You know, I was a little skeptical at first, because I know how tight he and George have been their entire lives, but he was able to go in there and say how he would do it different. Now it's just a matter of putting those words to work, and hopefully he does, and I believe that he will. A lot of times [as] an assistant, you have to agree with your boss. You have to be loyal, you have be willing to take a bullet for him, and obviously [MacLellan] did that for years. But he has way different views on how you should do things. ... He went in there and did an incredible job of selling his vision, and not saying 'We're close' and 'We're all right here' or 'We're all right there.' He's not going to do it the same as George.
With all this new information coming to light, should Capitals fans suddenly be campaigning for MacLellan to be named NHL General Manager of The Year?
But they should at least allow these positive expectations to offset the negative expectations that instantly formed in their minds as soon as they heard of the hiring. From this neutral position, the Washington faithful can carefully watch as MacLellan's tenure begins to take shape, therefore judging it from a more reasonable and objective viewpoint.
If MacLellan makes mistakes, Capitals fans have every right to burn him in effigy.
Hell, I'll be the one holding the torch.
But Caps fans also have the responsibility to judge this man based on what he is able to accomplish on the job instead of basing that judgment on preconceived notions and unfair expectations. MacLellan earned this right by standing out among several more qualified candidates. As May astutely observed, MacLellan "was 15th on the depth chart in the interview process and was the only guy that went against the grain."

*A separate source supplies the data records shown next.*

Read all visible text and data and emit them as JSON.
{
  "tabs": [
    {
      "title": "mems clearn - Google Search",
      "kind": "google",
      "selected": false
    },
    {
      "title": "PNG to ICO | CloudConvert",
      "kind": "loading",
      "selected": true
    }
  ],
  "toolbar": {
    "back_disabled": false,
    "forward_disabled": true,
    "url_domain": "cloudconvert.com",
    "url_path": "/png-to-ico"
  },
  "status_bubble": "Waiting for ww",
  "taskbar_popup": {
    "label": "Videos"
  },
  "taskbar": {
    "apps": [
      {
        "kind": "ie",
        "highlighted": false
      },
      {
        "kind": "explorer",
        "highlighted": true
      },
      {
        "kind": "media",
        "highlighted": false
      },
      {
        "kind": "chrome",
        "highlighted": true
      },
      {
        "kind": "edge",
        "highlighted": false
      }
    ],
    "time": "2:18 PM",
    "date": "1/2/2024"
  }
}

Brian MacLellan impressed the Capitals owner and ultimately won him over.
If given a chance, he may just do the same with the team's skeptical fanbase.